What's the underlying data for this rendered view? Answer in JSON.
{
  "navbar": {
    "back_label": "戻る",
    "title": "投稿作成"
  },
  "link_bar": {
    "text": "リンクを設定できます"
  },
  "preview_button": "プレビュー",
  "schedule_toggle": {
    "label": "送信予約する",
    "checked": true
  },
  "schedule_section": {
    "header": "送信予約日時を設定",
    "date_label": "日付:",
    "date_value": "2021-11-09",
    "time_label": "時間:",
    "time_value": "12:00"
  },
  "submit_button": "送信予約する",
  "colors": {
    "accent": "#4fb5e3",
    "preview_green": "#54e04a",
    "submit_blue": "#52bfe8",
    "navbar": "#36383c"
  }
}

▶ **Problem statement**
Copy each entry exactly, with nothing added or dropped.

▶ **Answer space**
What's the underlying data for this rendered view? Answer in JSON.
{
  "navbar": {
    "back_label": "戻る",
    "title": "投稿作成"
  },
  "link_bar": {
    "text": "リンクを設定できます"
  },
  "preview_button": "プレビュー",
  "schedule_toggle": {
    "label": "送信予約する",
    "checked": true
  },
  "schedule_section": {
    "header": "送信予約日時を設定",
    "date_label": "日付:",
    "date_value": "2021-11-09",
    "time_label": "時間:",
    "time_value": "12:00"
  },
  "submit_button": "送信予約する",
  "colors": {
    "accent": "#4fb5e3",
    "preview_green": "#54e04a",
    "submit_blue": "#52bfe8",
    "navbar": "#36383c"
  }
}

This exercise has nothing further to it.